Police and paramedics team up for new response service

Paramedics will be spending Friday night shifts with their police colleagues in an effort to provide immediate care to injured Cleveland residents and ease the pressure on both services.

Medicar 1 North East Ambulance Service (NEAS) and Cleveland Police are working together on the Medicar trial, which will see a paramedic working alongside two special constables in a dedicated response car, operating across Cleveland from 7pm-3am every Friday evening for the next 12 months.

The Medicar team will respond to incidents which would traditionally be attended by both services separately, such as road traffic collisions and assaults.

Traditionally, police officers attending an incident would contact the Emergency Operations Centre at NEAS to request an ambulance if they believe someone requires further treatment. Similarly, an ambulance crew may contact the police control room to request police back up if they feel unsafe on scene.

With access to live incidents via the police radio, the Medicar team will contact any officer requesting ambulance back up, travelling straight to the scene to begin any necessary treatment immediately and establish what further ambulance assistance, if any, is required.

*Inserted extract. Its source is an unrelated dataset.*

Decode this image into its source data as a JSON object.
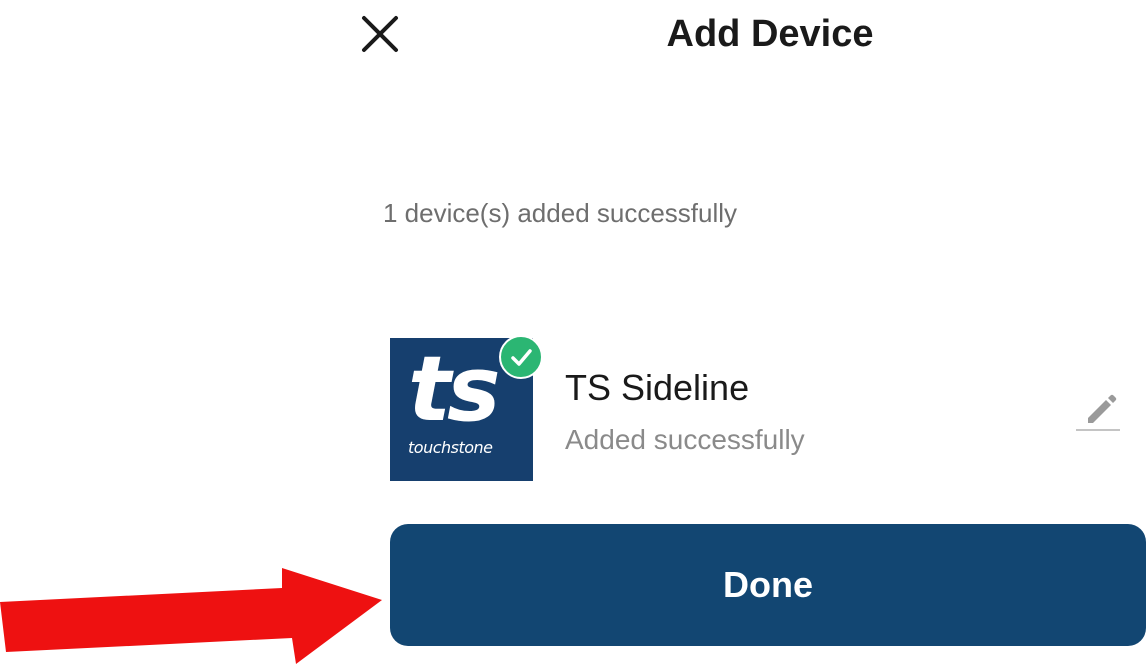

The two services hope that by working closer together in this way, they can provide a faster response to those involved in the incident whilst ensuring their resources are used efficiently.

During an initial pilot, which operated with volunteers over three shifts in October, the car attended several road traffic collisions and assaults.

At many of the incidents the team attended, the paramedic was able to quickly assess and treat the injured patients without the need for ambulance, not only freeing up an ambulance for someone else in need but also freeing up the police officers quickly to enable them to investigate the crimes and arrest the suspects.

At other incidents, the paramedic was able to provide initial life-saving treatment to patients whilst an ambulance crew were travelling.

Paul Liversidge, chief operating officer at NEAS, said: “This trial is a great example of how, working together, we can improve the service we are able to offer to the public we serve.

“Rather than attending incidents separately, potentially waiting for each other to arrive, we are able to provide a joint response immediately and, as the initial trial showed, often prevent further resources being dispatched to an incident unnecessary, meaning they are able to be dispatched to someone else in need.

“We look forward to seeing the results of this trial next year.”

Inspector Nick Owen from Cleveland Police said: “The Medicar shows partnership working at its best.

“We hope that the pilot scheme will save both emergency services valuable time and resources by travelling together in the same vehicle and responding jointly to incidents which require both services.

“We have already seen some examples of great work and incidents where life-saving treatment was administered whilst further help was on route. We hope to continue this great work into the near future and beyond.”

Photo caption (L-R): Paul Smith, Clinical Care Manager from NEAS, Specials Chief Inspector James Ruddock from Cleveland Police, Operations Manager Daryen Lemmon from NEAS and Assistant Chief Officer from the Special Constabulary, Rob Lynas.